What you have to do –
Repeat the listing below verbatim, without its images.

Given records –
_ _ _ _

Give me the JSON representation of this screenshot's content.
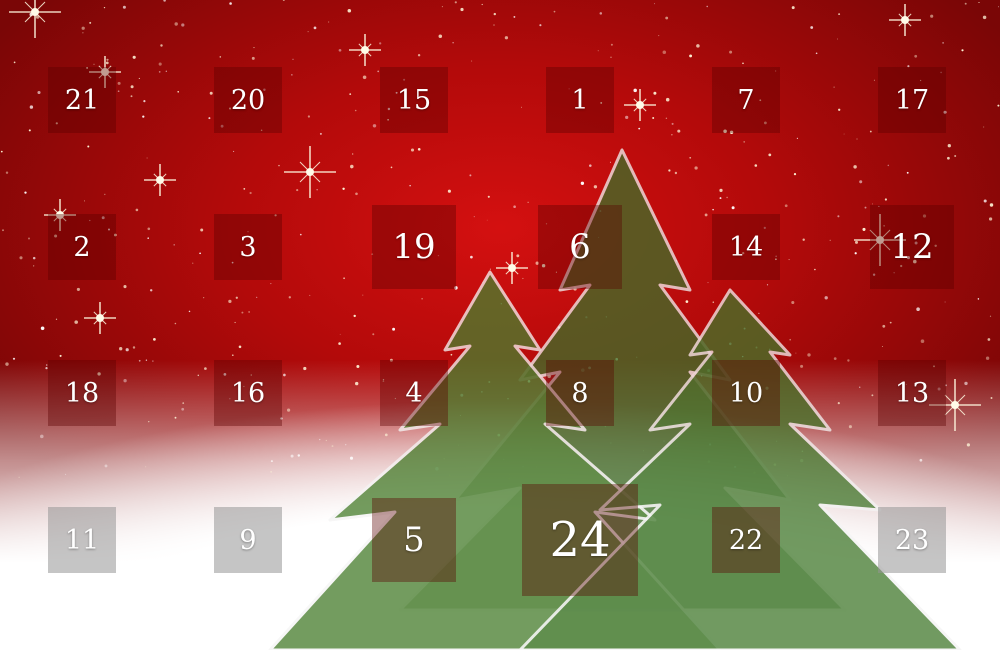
{
  "calendar": {
    "doors": [
      {
        "label": "21",
        "row": 1,
        "col": 1,
        "size": "s",
        "tone": "dark"
      },
      {
        "label": "20",
        "row": 1,
        "col": 2,
        "size": "s",
        "tone": "dark"
      },
      {
        "label": "15",
        "row": 1,
        "col": 3,
        "size": "s",
        "tone": "dark"
      },
      {
        "label": "1",
        "row": 1,
        "col": 4,
        "size": "s",
        "tone": "dark"
      },
      {
        "label": "7",
        "row": 1,
        "col": 5,
        "size": "s",
        "tone": "dark"
      },
      {
        "label": "17",
        "row": 1,
        "col": 6,
        "size": "s",
        "tone": "dark"
      },
      {
        "label": "2",
        "row": 2,
        "col": 1,
        "size": "s",
        "tone": "dark"
      },
      {
        "label": "3",
        "row": 2,
        "col": 2,
        "size": "s",
        "tone": "dark"
      },
      {
        "label": "19",
        "row": 2,
        "col": 3,
        "size": "m",
        "tone": "dark"
      },
      {
        "label": "6",
        "row": 2,
        "col": 4,
        "size": "m",
        "tone": "dark"
      },
      {
        "label": "14",
        "row": 2,
        "col": 5,
        "size": "s",
        "tone": "dark"
      },
      {
        "label": "12",
        "row": 2,
        "col": 6,
        "size": "m",
        "tone": "dark"
      },
      {
        "label": "18",
        "row": 3,
        "col": 1,
        "size": "s",
        "tone": "dark"
      },
      {
        "label": "16",
        "row": 3,
        "col": 2,
        "size": "s",
        "tone": "dark"
      },
      {
        "label": "4",
        "row": 3,
        "col": 3,
        "size": "s",
        "tone": "dark"
      },
      {
        "label": "8",
        "row": 3,
        "col": 4,
        "size": "s",
        "tone": "dark"
      },
      {
        "label": "10",
        "row": 3,
        "col": 5,
        "size": "s",
        "tone": "dark"
      },
      {
        "label": "13",
        "row": 3,
        "col": 6,
        "size": "s",
        "tone": "dark"
      },
      {
        "label": "11",
        "row": 4,
        "col": 1,
        "size": "s",
        "tone": "light"
      },
      {
        "label": "9",
        "row": 4,
        "col": 2,
        "size": "s",
        "tone": "light"
      },
      {
        "label": "5",
        "row": 4,
        "col": 3,
        "size": "m",
        "tone": "dark"
      },
      {
        "label": "24",
        "row": 4,
        "col": 4,
        "size": "l",
        "tone": "dark"
      },
      {
        "label": "22",
        "row": 4,
        "col": 5,
        "size": "s",
        "tone": "dark"
      },
      {
        "label": "23",
        "row": 4,
        "col": 6,
        "size": "s",
        "tone": "light"
      }
    ]
  },
  "colors": {
    "background": "#b30a0a",
    "tree": "#3d7a2e",
    "snow": "#ffffff",
    "door_text": "#ffffff"
  },
  "icons": [
    "star-sparkle-icon",
    "christmas-tree-icon"
  ]
}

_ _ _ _

Worked solution –
Give me the JSON representation of this screenshot's content.
{
  "calendar": {
    "doors": [
      {
        "label": "21",
        "row": 1,
        "col": 1,
        "size": "s",
        "tone": "dark"
      },
      {
        "label": "20",
        "row": 1,
        "col": 2,
        "size": "s",
        "tone": "dark"
      },
      {
        "label": "15",
        "row": 1,
        "col": 3,
        "size": "s",
        "tone": "dark"
      },
      {
        "label": "1",
        "row": 1,
        "col": 4,
        "size": "s",
        "tone": "dark"
      },
      {
        "label": "7",
        "row": 1,
        "col": 5,
        "size": "s",
        "tone": "dark"
      },
      {
        "label": "17",
        "row": 1,
        "col": 6,
        "size": "s",
        "tone": "dark"
      },
      {
        "label": "2",
        "row": 2,
        "col": 1,
        "size": "s",
        "tone": "dark"
      },
      {
        "label": "3",
        "row": 2,
        "col": 2,
        "size": "s",
        "tone": "dark"
      },
      {
        "label": "19",
        "row": 2,
        "col": 3,
        "size": "m",
        "tone": "dark"
      },
      {
        "label": "6",
        "row": 2,
        "col": 4,
        "size": "m",
        "tone": "dark"
      },
      {
        "label": "14",
        "row": 2,
        "col": 5,
        "size": "s",
        "tone": "dark"
      },
      {
        "label": "12",
        "row": 2,
        "col": 6,
        "size": "m",
        "tone": "dark"
      },
      {
        "label": "18",
        "row": 3,
        "col": 1,
        "size": "s",
        "tone": "dark"
      },
      {
        "label": "16",
        "row": 3,
        "col": 2,
        "size": "s",
        "tone": "dark"
      },
      {
        "label": "4",
        "row": 3,
        "col": 3,
        "size": "s",
        "tone": "dark"
      },
      {
        "label": "8",
        "row": 3,
        "col": 4,
        "size": "s",
        "tone": "dark"
      },
      {
        "label": "10",
        "row": 3,
        "col": 5,
        "size": "s",
        "tone": "dark"
      },
      {
        "label": "13",
        "row": 3,
        "col": 6,
        "size": "s",
        "tone": "dark"
      },
      {
        "label": "11",
        "row": 4,
        "col": 1,
        "size": "s",
        "tone": "light"
      },
      {
        "label": "9",
        "row": 4,
        "col": 2,
        "size": "s",
        "tone": "light"
      },
      {
        "label": "5",
        "row": 4,
        "col": 3,
        "size": "m",
        "tone": "dark"
      },
      {
        "label": "24",
        "row": 4,
        "col": 4,
        "size": "l",
        "tone": "dark"
      },
      {
        "label": "22",
        "row": 4,
        "col": 5,
        "size": "s",
        "tone": "dark"
      },
      {
        "label": "23",
        "row": 4,
        "col": 6,
        "size": "s",
        "tone": "light"
      }
    ]
  },
  "colors": {
    "background": "#b30a0a",
    "tree": "#3d7a2e",
    "snow": "#ffffff",
    "door_text": "#ffffff"
  },
  "icons": [
    "star-sparkle-icon",
    "christmas-tree-icon"
  ]
}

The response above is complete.